To the People

The powers not delegated to the United States by the Constitution, nor prohibited by it to the States, are reserved to the States respectively, or TO THE PEOPLE.

Tuesday, November 18, 2008

This Week In Prostitution

It's been another busy week in the world's oldest profession with news from all four corners of the globe. So let's get ready to go 'round the world:

Australian Brothels Make Certain Taxpayers are Screwed: According to the Daily Telegraph, about 80 of the nation's (legal) brothels have been calling their "massage with happy ending" services "therapeutic" and billing apparently unsuspecting health insurers. Thanks to the country's involvement in the health care sector that means the taxpayers are getting jerked around too:
Health Minister Nicola Roxon said her department was investigating the report because public money was involved through government subsidies to health insurance premiums.
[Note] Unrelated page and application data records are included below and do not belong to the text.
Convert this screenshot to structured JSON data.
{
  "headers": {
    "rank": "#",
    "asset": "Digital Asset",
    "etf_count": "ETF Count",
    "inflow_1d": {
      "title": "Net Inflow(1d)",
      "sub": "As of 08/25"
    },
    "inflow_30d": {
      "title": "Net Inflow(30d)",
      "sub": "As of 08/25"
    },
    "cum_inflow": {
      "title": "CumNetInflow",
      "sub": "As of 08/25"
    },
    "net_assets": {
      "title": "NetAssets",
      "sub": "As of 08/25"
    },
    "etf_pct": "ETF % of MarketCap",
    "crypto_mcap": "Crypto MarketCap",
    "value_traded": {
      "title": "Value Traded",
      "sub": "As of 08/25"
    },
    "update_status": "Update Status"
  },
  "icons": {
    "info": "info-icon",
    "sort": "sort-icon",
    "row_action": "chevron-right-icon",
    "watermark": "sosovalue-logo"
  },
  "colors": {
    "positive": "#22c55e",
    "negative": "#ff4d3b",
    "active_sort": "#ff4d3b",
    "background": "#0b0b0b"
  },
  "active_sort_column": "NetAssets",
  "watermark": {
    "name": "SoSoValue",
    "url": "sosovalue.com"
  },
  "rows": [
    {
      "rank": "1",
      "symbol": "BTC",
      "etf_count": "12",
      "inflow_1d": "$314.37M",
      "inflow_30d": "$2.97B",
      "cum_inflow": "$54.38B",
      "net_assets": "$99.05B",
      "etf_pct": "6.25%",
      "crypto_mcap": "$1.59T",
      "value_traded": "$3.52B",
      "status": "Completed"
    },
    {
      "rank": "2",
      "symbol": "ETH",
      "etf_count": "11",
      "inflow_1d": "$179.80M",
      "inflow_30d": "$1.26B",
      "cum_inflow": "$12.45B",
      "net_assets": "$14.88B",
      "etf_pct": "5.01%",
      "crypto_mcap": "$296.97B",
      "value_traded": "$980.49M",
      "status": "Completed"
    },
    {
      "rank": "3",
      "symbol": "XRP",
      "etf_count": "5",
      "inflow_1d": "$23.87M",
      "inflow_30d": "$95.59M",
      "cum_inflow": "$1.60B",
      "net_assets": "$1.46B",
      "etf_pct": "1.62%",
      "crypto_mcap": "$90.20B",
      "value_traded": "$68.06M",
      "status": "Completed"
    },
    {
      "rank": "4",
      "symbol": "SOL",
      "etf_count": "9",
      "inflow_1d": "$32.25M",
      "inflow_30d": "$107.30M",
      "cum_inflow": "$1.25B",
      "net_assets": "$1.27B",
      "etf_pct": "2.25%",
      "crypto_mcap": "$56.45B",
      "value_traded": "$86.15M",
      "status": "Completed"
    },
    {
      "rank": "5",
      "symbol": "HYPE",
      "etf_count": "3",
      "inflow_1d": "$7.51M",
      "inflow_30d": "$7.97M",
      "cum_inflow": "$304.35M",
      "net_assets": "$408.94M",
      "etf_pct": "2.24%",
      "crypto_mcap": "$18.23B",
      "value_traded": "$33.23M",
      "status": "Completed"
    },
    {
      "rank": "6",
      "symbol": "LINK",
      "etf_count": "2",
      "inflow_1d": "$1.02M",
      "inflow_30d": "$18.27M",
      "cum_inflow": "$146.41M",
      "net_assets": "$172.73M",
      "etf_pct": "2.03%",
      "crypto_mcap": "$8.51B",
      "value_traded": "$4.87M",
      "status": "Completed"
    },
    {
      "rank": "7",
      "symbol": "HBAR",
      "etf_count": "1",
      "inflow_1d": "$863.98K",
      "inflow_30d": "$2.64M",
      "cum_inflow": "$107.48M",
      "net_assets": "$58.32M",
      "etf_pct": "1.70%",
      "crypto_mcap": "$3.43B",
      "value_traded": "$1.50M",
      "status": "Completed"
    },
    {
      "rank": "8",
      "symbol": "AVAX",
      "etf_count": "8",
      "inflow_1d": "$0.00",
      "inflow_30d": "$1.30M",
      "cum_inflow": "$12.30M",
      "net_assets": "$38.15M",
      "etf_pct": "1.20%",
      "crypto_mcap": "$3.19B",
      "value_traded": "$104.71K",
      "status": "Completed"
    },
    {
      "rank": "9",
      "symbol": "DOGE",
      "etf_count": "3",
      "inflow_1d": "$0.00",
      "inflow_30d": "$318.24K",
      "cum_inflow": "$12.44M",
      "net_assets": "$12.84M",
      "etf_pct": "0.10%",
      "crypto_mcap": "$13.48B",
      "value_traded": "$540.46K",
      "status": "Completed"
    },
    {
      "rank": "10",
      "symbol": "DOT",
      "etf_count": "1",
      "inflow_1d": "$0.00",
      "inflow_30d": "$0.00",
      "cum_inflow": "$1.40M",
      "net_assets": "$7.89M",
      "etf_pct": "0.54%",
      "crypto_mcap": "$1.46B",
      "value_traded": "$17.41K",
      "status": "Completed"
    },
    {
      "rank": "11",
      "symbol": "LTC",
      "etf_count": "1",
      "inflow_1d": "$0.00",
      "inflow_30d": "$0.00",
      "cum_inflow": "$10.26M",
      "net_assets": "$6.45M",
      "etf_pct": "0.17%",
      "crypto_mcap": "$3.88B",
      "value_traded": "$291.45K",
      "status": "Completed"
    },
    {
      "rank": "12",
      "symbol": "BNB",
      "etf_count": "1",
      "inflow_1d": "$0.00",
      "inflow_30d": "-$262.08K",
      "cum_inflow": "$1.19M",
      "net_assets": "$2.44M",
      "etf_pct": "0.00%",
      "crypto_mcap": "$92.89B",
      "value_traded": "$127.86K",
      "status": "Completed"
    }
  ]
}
"We are interested in public funds being used for health services, and if we have any evidence to the contrary then certainly we would look at how we could take action," she told reporters.
The story was headlined: "No happy ending on rebates from brothels."

You Can Regain That Loving Feeling For 60 Won
: South Korean President Lee Myung-Bak has filed suit to evict a karaoke bar that operates out of a building he owns. Why? 'Cause apparently it is the most awesome karaoke bar ever:
Allegations surfaced before last December's election that female employees provided customers with sexual services in the bar.
So That's Why Daddy Always Volunteers To Pick The Kids Up: Police in San Juan arrested seven women for operating a brothel that was disguised as a child day-care center:
The establishment had been registered as a "family training and childhood development center."
Danish Polls Get Blackballed, Develop Blue Balls: The Danish prostitutes union SIO (Sex Workers Interest Organisation) is urging all prostitutes to boycott any Danish elected official who backs further restrictions on their trade. This follows the proposal by the ruling Liberal Party's Karen Riis-Jørgensen and other officials to bar pols on official business from staying at hotels that are known to allow hookers to operate:
"The hotels are where we work. We can't do it in backyards or in cars. The proposal will force many out into the streets," Sex Worker Sus tells politiken.dk.

Labels: , ,